As well as being enjoyable, gardening can be good for you. Studies have shown that gardening improves general health, and can help reduce both stress and anxiety. It can refocus attention when we feel overwhelmed, boost mood and improve balance.
In terms of exercise, as long as you avoid heavy digging and landscaping etc and being out in very hot temperatures, gardening can be great low impact exercise, during and after cancer treatment. It can be something to do for anyone convalescing from surgery, between or after treatments as garden tasks come in all shapes and sizes.
It can be a way of being sociable whilst also having a task to focus on and, as it is enjoyable, it's an activity that is likely to be continued.
Maggie’s Centres are generally set in beautiful gardens. We recognise that the space around us (whether inside or out) creates an environment which helps our visitors to find the emotional space they need
If you don’t have your own garden you could try gardening on a small scale using containers and window boxes. There are also a growing number of community groups gardening in social spaces or there may be a gardening for health group near you.

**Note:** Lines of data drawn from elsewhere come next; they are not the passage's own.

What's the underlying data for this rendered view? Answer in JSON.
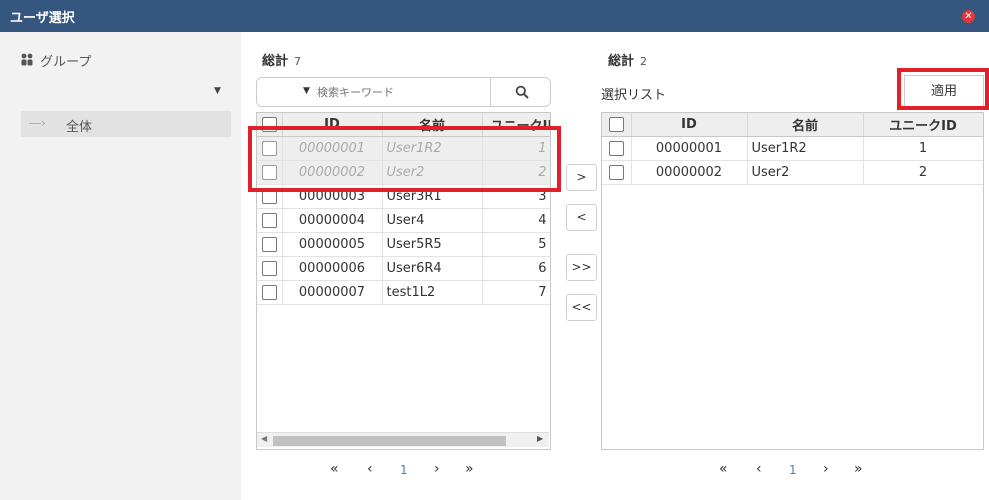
{
  "window": {
    "title": "ユーザ選択"
  },
  "left": {
    "group_label": "グループ",
    "tree_item": "全体"
  },
  "available": {
    "total_label": "総計",
    "total_count": "7",
    "search_placeholder": "検索キーワード",
    "columns": [
      "ID",
      "名前",
      "ユニークID"
    ],
    "rows": [
      {
        "id": "00000001",
        "name": "User1R2",
        "uid": "1",
        "selected": true
      },
      {
        "id": "00000002",
        "name": "User2",
        "uid": "2",
        "selected": true
      },
      {
        "id": "00000003",
        "name": "User3R1",
        "uid": "3",
        "selected": false
      },
      {
        "id": "00000004",
        "name": "User4",
        "uid": "4",
        "selected": false
      },
      {
        "id": "00000005",
        "name": "User5R5",
        "uid": "5",
        "selected": false
      },
      {
        "id": "00000006",
        "name": "User6R4",
        "uid": "6",
        "selected": false
      },
      {
        "id": "00000007",
        "name": "test1L2",
        "uid": "7",
        "selected": false
      }
    ],
    "page": "1"
  },
  "move_buttons": {
    "add": ">",
    "remove": "<",
    "add_all": ">>",
    "remove_all": "<<"
  },
  "selected": {
    "total_label": "総計",
    "total_count": "2",
    "list_label": "選択リスト",
    "apply_label": "適用",
    "columns": [
      "ID",
      "名前",
      "ユニークID"
    ],
    "rows": [
      {
        "id": "00000001",
        "name": "User1R2",
        "uid": "1"
      },
      {
        "id": "00000002",
        "name": "User2",
        "uid": "2"
      }
    ],
    "page": "1"
  },
  "pager_labels": {
    "first": "«",
    "prev": "‹",
    "next": "›",
    "last": "»"
  },
  "colors": {
    "titlebar": "#35577f",
    "highlight": "#e1212a",
    "page_active": "#3a86c4"
  }
}
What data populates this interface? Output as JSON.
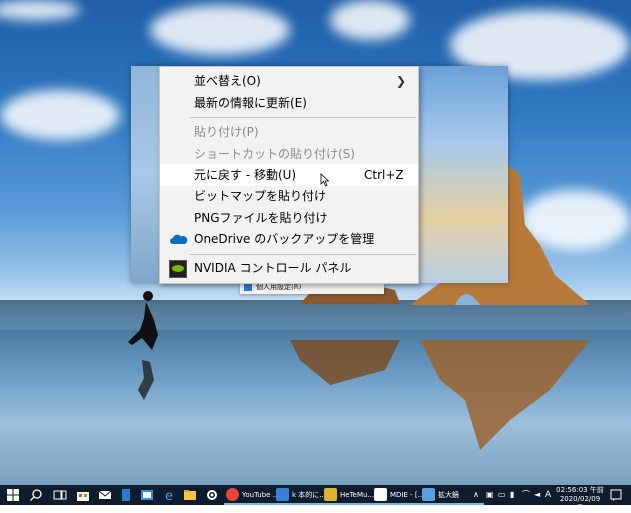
{
  "context_menu": {
    "items": [
      {
        "label": "並べ替え(O)",
        "state": "normal",
        "submenu": true
      },
      {
        "label": "最新の情報に更新(E)",
        "state": "normal"
      },
      {
        "label": "貼り付け(P)",
        "state": "disabled"
      },
      {
        "label": "ショートカットの貼り付け(S)",
        "state": "disabled"
      },
      {
        "label": "元に戻す - 移動(U)",
        "state": "hover",
        "shortcut": "Ctrl+Z"
      },
      {
        "label": "ビットマップを貼り付け",
        "state": "normal"
      },
      {
        "label": "PNGファイルを貼り付け",
        "state": "normal"
      },
      {
        "label": "OneDrive のバックアップを管理",
        "state": "normal",
        "icon": "onedrive-icon"
      },
      {
        "label": "NVIDIA コントロール パネル",
        "state": "normal",
        "icon": "nvidia-icon"
      }
    ]
  },
  "background_window": {
    "item_label": "個人用設定(R)"
  },
  "taskbar": {
    "buttons": [
      {
        "label": "YouTube ...",
        "icon": "chrome-icon",
        "color": "#e8453c"
      },
      {
        "label": "k 本的に...",
        "icon": "app-icon",
        "color": "#3b7dd8"
      },
      {
        "label": "HeTeMu...",
        "icon": "hetemu-icon",
        "color": "#e0b030"
      },
      {
        "label": "MDIE - [...",
        "icon": "mdie-icon",
        "color": "#ffffff"
      },
      {
        "label": "拡大鏡",
        "icon": "magnifier-icon",
        "color": "#5aa0e0"
      }
    ],
    "ime_indicator": "A",
    "clock_time": "02:56:03 午前",
    "clock_date": "2020/02/09 日"
  },
  "colors": {
    "taskbar": "#0f1c2d",
    "menu_bg": "#f2f2f2",
    "hover_bg": "#ffffff",
    "disabled_text": "#8c8c8c"
  }
}
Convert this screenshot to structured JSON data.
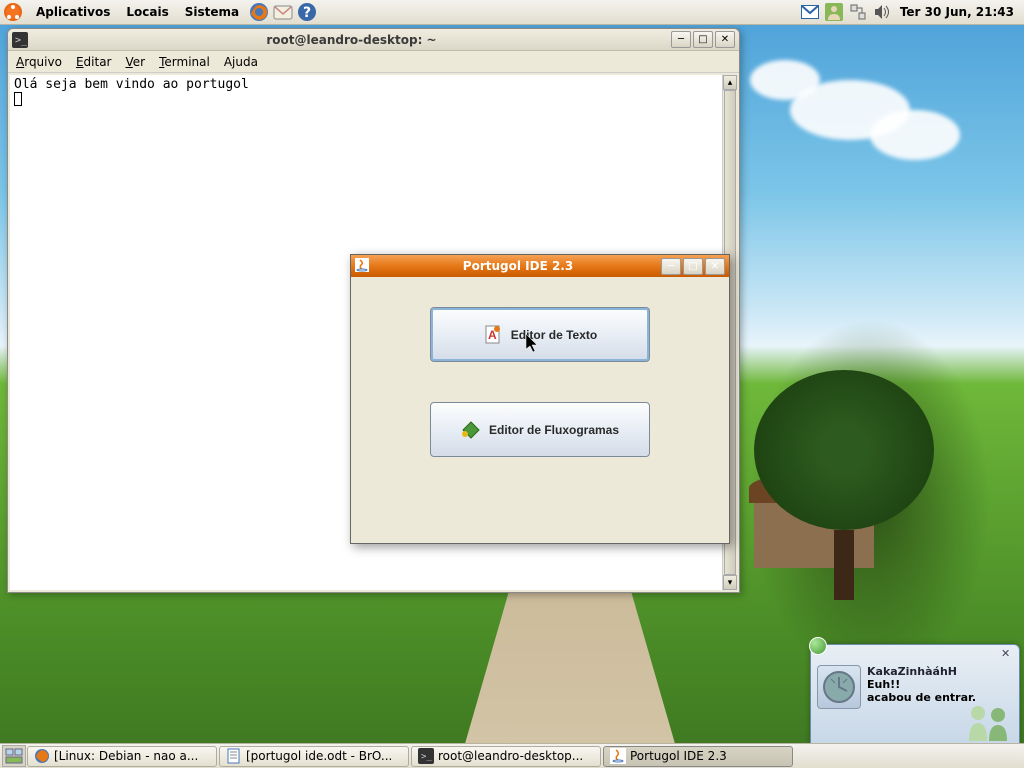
{
  "top_panel": {
    "menus": [
      "Aplicativos",
      "Locais",
      "Sistema"
    ],
    "clock": "Ter 30 Jun, 21:43"
  },
  "terminal": {
    "title": "root@leandro-desktop: ~",
    "menus": [
      {
        "label": "Arquivo",
        "u": 0
      },
      {
        "label": "Editar",
        "u": 0
      },
      {
        "label": "Ver",
        "u": 0
      },
      {
        "label": "Terminal",
        "u": 0
      },
      {
        "label": "Ajuda",
        "u": 1
      }
    ],
    "content": "Olá seja bem vindo ao portugol"
  },
  "java_dialog": {
    "title": "Portugol IDE 2.3",
    "btn1": "Editor de Texto",
    "btn2": "Editor de Fluxogramas"
  },
  "notification": {
    "name": "KakaZinhàáhH",
    "line1": "Euh!!",
    "line2": "acabou de entrar."
  },
  "taskbar": {
    "items": [
      "[Linux: Debian - nao a...",
      "[portugol ide.odt - BrO...",
      "root@leandro-desktop...",
      "Portugol IDE 2.3"
    ]
  }
}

Gardening can be a great way to relax whilst also getting some exercise. A few precautions are advised particularly if you are at the mid point between cycles of chemotherapy. Your immune system will be low and you can be susceptible to infections
- Take care to protect yourself from scratches or thorns
- Protect your skin /cover up to avoid sunburn ( certain treatments can make your skin more sensitive to sunlight)
- Wear gloves and wash your hand thoroughly after gardening
- Don’t overdo it - take regular breaks and avoid heavy lifting. If you are feeling tired then just sitting in the garden will also be beneficial
Houseplants are also good for your health.They ‘breathe’ in the opposite way to us taking in the carbon dioxide that we breathe out and turning it into oxygen - they are natural air cleaners. Having living plants around the home or workplace has been shown to improve air quality, mood, concentration, the ability to tolerate pain and to reduce stress and fatigue (tiredness)
Shinrin-yoku (forest bathing)
Shinrin-yoku is traditionally practiced in Japan. In recent years there has been increased interest in it’s benefits in the UK. It literally translates as 'forest bathing'. It involves simply being in forested areas, noticing what you can see, hear, smell and touch. Studies have shown that even a few minutes of forest bathing can reduce levels of stress and improve concentration.